Work item: Counting only lines that contain the string "selected", how many are there in the data? Say the number alone.

Listed records:
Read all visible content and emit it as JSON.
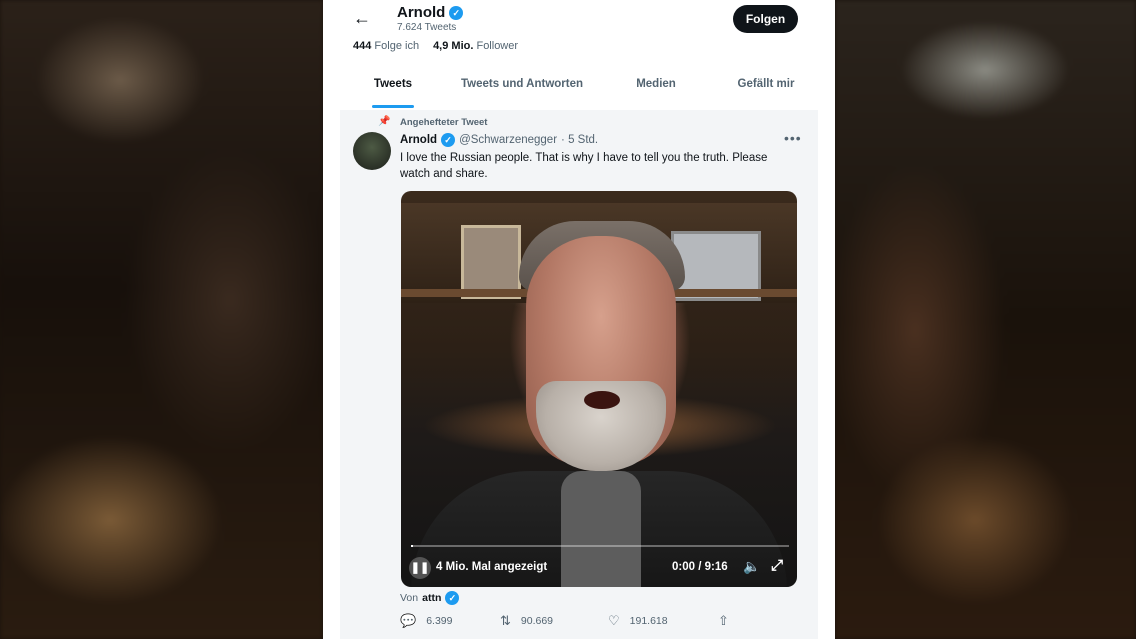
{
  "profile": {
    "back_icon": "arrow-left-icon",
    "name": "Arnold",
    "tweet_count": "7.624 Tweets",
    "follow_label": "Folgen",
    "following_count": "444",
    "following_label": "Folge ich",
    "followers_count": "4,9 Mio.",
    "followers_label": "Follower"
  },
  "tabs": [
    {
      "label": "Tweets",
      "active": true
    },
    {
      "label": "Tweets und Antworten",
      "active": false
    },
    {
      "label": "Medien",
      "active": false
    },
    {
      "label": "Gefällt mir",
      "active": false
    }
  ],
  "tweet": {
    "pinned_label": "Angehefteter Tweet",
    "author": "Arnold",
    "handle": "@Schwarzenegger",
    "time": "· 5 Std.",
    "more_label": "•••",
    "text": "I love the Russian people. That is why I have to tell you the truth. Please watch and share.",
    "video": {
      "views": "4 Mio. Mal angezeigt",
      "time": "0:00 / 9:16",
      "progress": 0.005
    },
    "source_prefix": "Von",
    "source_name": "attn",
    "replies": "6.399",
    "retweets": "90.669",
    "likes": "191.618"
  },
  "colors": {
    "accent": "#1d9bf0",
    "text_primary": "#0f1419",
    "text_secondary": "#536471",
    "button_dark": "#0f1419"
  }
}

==

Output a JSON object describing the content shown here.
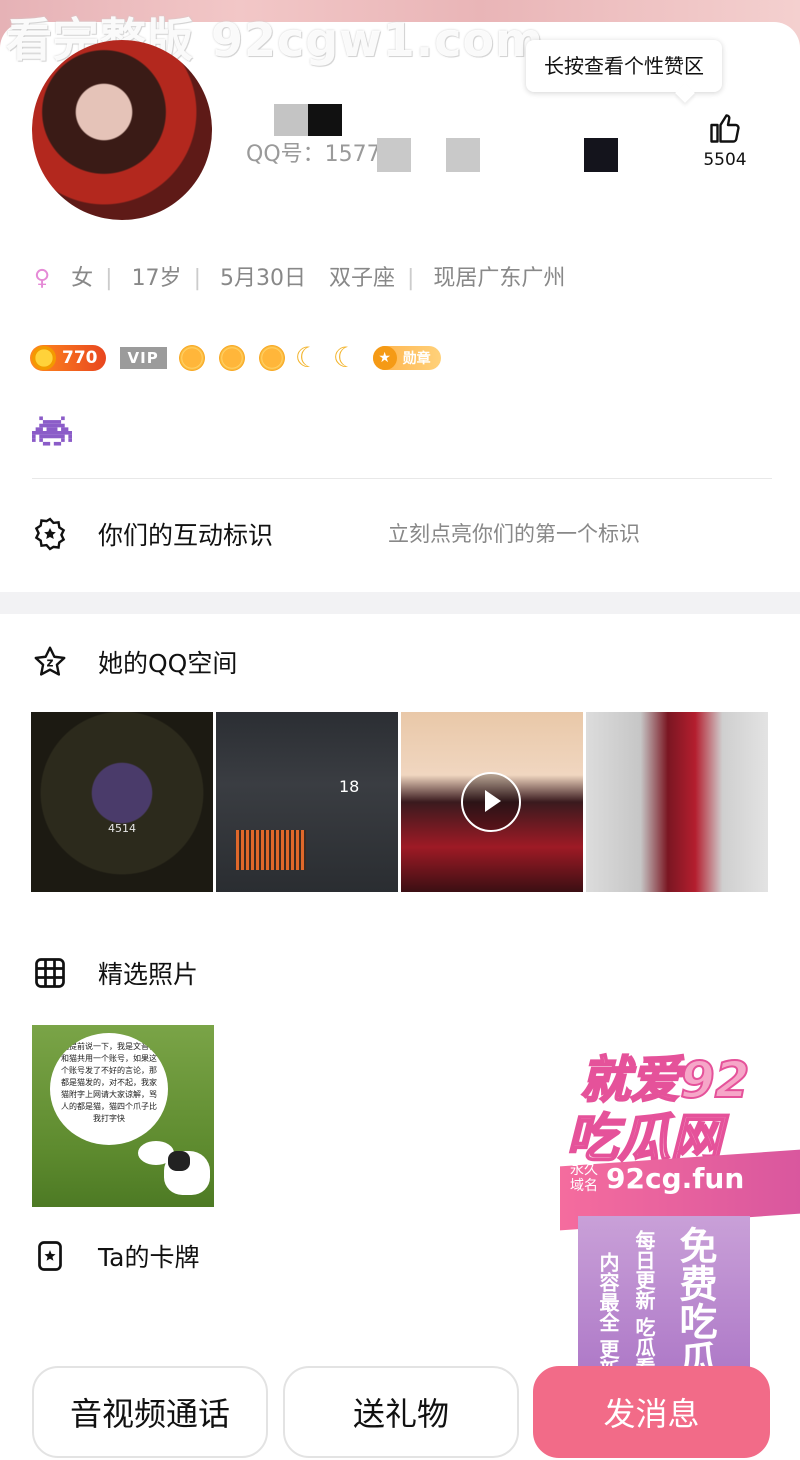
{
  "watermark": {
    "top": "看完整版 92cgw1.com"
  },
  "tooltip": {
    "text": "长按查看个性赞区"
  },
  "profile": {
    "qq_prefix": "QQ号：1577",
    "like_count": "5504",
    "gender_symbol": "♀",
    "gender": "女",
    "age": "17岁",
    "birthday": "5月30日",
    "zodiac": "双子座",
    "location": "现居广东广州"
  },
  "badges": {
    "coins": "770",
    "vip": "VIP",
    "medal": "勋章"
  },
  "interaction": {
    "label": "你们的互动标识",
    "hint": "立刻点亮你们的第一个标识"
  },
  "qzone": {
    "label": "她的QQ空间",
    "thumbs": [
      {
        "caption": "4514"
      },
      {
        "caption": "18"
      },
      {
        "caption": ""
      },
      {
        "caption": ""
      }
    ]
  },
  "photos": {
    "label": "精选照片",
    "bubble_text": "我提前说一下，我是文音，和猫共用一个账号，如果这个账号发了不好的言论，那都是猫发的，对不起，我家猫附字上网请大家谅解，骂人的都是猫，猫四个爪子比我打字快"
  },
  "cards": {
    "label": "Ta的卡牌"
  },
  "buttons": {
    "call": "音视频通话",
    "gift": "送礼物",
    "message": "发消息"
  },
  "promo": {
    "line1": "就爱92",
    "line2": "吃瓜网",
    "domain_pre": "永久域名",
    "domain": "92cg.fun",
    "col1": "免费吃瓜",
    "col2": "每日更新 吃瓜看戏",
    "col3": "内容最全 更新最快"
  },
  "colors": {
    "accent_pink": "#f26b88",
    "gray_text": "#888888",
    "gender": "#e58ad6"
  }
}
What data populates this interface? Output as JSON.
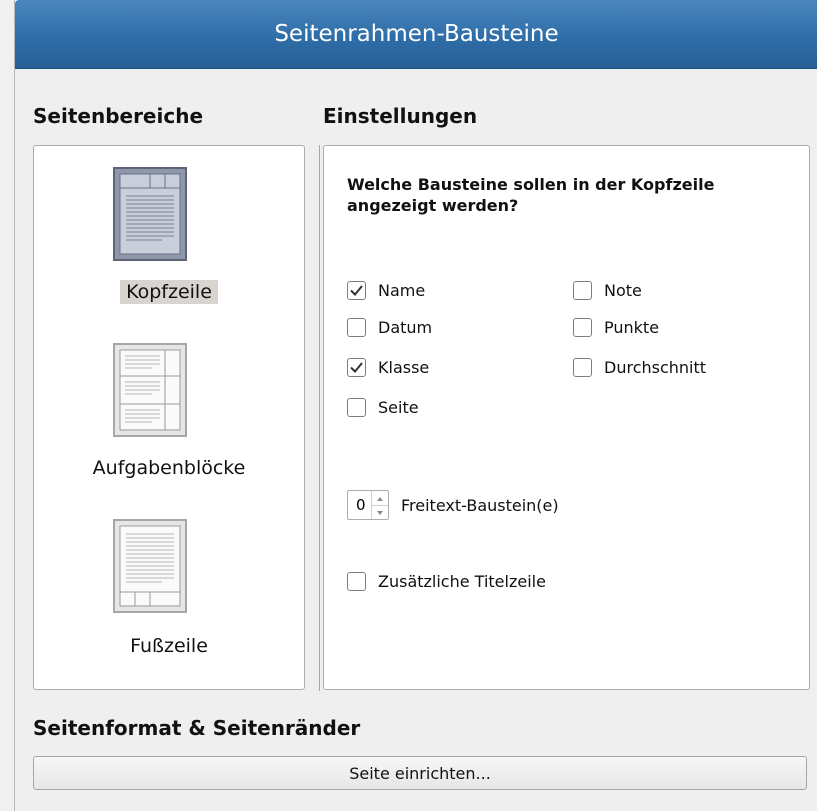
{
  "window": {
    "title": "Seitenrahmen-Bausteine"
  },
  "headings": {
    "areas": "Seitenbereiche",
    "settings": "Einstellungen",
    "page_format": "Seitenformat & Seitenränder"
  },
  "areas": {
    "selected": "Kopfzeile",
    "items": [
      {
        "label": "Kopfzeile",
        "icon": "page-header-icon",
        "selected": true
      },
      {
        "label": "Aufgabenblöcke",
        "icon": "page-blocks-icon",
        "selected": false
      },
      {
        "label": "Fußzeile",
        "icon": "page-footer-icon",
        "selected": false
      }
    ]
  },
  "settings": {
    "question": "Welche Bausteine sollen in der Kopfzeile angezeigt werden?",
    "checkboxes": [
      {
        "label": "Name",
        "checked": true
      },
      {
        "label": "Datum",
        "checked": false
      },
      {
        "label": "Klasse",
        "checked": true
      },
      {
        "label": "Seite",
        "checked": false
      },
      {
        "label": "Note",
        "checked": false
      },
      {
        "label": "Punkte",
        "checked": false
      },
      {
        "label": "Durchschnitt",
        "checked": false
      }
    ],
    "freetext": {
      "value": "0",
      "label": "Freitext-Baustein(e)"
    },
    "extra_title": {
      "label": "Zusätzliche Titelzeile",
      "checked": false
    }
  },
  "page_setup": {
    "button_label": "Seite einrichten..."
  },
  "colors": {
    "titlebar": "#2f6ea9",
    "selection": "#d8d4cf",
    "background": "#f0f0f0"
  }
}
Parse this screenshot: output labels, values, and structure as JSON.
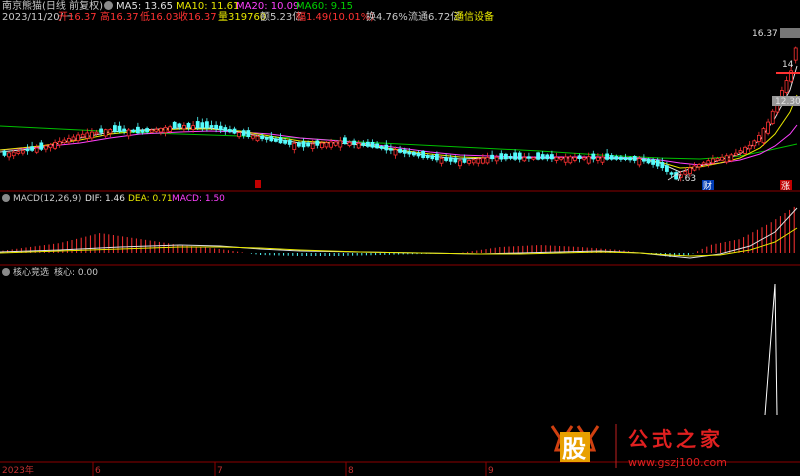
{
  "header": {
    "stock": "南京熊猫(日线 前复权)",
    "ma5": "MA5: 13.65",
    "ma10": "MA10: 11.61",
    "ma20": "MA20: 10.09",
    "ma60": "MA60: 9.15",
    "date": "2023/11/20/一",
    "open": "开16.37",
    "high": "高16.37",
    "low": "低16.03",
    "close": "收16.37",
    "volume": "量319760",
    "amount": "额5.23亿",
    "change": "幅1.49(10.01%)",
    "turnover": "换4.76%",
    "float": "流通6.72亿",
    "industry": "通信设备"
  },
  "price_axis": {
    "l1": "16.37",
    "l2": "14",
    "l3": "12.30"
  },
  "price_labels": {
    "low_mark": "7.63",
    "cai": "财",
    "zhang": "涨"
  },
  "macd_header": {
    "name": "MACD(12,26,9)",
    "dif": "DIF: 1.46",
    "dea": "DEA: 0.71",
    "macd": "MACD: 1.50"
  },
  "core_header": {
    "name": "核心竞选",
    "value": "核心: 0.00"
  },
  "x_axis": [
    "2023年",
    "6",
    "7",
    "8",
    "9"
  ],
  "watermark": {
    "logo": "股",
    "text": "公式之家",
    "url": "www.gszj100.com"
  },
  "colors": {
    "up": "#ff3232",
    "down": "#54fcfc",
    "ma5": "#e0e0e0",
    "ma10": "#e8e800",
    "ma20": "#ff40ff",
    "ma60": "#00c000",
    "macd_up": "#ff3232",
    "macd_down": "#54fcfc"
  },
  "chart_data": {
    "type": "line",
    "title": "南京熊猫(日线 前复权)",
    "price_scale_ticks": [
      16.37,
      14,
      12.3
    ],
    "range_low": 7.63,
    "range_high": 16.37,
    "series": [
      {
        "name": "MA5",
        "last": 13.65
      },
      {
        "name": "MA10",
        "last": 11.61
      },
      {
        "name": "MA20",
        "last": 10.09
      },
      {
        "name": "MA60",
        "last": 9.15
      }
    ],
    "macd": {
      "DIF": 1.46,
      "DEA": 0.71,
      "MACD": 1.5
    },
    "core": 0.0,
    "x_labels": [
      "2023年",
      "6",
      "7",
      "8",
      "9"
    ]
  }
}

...

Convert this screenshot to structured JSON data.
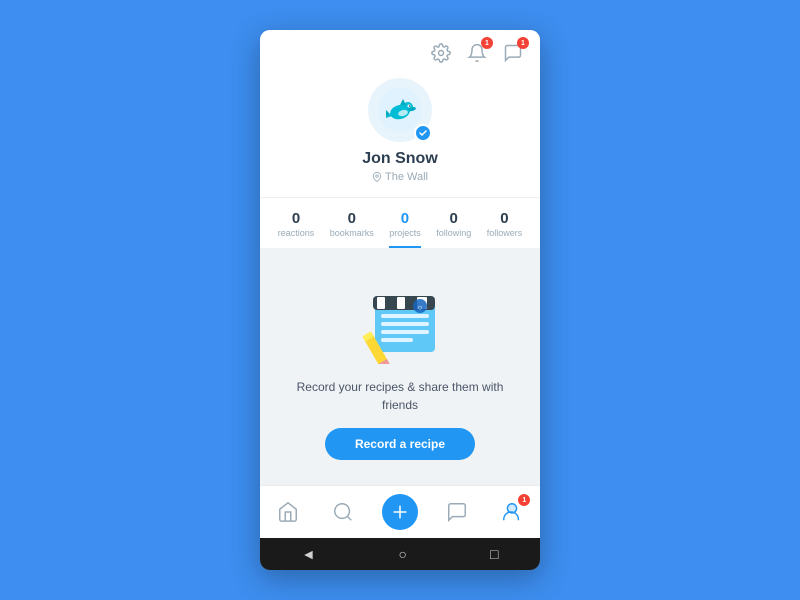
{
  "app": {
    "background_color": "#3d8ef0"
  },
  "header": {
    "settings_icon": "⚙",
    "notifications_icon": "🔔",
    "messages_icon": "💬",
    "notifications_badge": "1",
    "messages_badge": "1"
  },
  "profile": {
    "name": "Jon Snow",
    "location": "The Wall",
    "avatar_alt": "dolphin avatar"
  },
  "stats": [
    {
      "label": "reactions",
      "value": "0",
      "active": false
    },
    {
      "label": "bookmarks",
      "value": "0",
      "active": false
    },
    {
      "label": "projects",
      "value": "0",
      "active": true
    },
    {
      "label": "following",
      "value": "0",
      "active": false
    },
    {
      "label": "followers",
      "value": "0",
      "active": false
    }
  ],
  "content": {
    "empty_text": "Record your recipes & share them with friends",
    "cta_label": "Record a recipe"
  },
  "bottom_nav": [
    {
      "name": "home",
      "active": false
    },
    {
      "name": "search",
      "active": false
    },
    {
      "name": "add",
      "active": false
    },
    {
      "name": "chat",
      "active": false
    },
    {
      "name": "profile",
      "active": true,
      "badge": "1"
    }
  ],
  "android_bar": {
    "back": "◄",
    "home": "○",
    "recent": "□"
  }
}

Result below: 4